BTW, the snow capped mountains are evened out by the white in the daisies but it doesn't really create a pyramid so I'm not counting that one.

woman-book-cat-diagram (42k image)

Replies: 4 Comments

on Friday, July 15th, RR said

:hehe: nope, you've lost me on this one. Draw one triangle and explain it to me again!

on Friday, July 15th, holly said

How interesting! This kind of planning is a major reason that I am not an artist (well, that and I can't draw). I don't know how you people employ these formal elements and still maintain any sense of spontanaiety or naturalness. Seeing the underpinnings of an artwork always makes me appreciate it that much more.

on Friday, July 15th, Elise said

OK RR, we'll this painting happens to have all inverted triangles, so…start with the blue one. There’s a long strip of blue paint at the top of the canvas, and then the book forms the small blue apex of the triangle (prior to having the book, it was the blue of the glacier that formed the apex)…The next one is the purplish color used in the base of the mountains in a long strip, the same color is reflected in a smaller patch in her dress. The green triangle’s base is formed by the row of trees and the patch of grass in the foreground forms the apex, and so on. It isn’t exact; sometimes the triangle is formed by three separate splotches of the same color positioned equidistance from each other.
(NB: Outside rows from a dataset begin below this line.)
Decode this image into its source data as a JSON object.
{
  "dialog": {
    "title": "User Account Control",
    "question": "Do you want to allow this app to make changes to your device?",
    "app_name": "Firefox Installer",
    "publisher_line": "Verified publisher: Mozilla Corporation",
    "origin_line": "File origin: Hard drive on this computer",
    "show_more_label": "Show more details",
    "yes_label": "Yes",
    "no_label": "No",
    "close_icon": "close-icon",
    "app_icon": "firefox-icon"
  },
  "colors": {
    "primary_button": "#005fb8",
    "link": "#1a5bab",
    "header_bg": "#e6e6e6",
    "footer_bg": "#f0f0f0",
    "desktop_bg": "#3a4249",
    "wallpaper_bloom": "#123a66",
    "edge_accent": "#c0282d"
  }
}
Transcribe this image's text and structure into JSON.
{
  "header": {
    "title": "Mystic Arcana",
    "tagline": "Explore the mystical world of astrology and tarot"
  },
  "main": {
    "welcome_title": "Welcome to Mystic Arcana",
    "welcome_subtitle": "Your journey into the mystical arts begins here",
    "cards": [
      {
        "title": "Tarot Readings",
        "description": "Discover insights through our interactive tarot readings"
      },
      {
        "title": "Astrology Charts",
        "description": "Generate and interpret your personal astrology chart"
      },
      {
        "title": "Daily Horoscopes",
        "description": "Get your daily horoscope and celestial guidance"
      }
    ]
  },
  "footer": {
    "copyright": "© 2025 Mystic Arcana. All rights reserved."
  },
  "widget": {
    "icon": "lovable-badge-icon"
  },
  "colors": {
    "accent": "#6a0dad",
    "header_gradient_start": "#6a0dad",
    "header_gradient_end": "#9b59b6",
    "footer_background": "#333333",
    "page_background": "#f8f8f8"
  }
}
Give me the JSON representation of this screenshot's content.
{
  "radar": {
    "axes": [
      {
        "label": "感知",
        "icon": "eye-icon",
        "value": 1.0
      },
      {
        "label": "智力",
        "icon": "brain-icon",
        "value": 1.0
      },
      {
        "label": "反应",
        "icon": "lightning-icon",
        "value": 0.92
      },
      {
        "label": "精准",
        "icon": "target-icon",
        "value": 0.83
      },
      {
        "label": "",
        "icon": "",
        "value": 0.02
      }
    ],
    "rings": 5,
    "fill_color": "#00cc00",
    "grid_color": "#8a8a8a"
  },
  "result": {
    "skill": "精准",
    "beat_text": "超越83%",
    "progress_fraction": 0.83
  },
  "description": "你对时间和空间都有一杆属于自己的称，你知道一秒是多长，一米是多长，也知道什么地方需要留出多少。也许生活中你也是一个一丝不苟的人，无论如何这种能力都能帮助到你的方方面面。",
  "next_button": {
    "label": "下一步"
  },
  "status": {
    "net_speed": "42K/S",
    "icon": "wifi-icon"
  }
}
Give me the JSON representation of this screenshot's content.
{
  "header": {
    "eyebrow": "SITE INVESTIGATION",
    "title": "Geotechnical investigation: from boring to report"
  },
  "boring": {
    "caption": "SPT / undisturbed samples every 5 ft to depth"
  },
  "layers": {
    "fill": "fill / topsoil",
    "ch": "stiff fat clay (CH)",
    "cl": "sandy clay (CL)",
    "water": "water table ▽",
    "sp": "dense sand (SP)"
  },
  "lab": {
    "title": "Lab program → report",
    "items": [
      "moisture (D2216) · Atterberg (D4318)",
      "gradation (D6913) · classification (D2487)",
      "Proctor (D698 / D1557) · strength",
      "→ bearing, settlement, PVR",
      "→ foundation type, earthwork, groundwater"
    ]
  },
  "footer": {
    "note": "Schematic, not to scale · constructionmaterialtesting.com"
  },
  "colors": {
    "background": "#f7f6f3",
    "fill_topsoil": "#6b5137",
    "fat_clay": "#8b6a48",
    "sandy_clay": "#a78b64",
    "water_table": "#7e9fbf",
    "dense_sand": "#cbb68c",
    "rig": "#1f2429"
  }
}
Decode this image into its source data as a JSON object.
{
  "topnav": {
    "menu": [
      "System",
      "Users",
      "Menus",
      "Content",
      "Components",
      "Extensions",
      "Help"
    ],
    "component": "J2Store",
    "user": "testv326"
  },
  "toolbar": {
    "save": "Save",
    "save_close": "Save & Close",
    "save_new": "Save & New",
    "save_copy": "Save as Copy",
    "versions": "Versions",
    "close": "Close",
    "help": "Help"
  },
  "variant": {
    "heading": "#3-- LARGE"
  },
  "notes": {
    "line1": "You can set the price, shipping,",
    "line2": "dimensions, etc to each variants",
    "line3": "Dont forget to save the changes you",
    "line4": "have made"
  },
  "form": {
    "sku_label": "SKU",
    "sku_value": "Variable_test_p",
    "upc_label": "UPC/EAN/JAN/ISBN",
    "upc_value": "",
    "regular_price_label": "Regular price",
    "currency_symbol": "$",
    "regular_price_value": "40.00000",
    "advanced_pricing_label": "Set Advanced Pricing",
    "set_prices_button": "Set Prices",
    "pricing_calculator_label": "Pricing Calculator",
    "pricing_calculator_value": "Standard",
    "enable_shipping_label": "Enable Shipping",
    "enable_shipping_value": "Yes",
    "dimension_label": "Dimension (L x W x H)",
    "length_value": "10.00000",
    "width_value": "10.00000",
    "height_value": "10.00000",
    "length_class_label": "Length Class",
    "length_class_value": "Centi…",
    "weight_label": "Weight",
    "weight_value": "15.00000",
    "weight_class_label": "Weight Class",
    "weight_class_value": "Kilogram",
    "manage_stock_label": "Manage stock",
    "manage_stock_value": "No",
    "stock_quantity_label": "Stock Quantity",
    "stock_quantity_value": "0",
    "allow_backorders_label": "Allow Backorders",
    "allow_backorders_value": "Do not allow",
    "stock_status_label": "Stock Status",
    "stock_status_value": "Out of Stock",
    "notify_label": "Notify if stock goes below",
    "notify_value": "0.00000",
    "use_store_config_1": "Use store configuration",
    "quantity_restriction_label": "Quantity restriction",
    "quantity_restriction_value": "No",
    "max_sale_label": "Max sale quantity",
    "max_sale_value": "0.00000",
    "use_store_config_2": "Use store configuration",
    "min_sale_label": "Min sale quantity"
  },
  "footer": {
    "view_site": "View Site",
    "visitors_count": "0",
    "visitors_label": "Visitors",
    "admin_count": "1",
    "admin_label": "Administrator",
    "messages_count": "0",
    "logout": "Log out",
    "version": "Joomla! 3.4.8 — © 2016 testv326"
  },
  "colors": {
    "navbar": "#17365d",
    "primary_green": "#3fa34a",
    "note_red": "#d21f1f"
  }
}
And again, in many of my canvases there will only be one or two color triangles, or none at all.

And Holly, the fact that seeing the underpinnings of an artwork helps you appreciate it more is probably what makes you such a great art history teacher (and scholar)!

on Saturday, July 16th, RR said

Ok, got it now. I was looking at the blue one and looking inside the triangle at the apex - which was the green of the grass. I see what you mean now, sorry for being stupid!!! lol (Have been brave enough to put a few new ones on my flickr feed on the left bar of my blog. Compositions totally unplanned - I allowed the paint to do most of the work)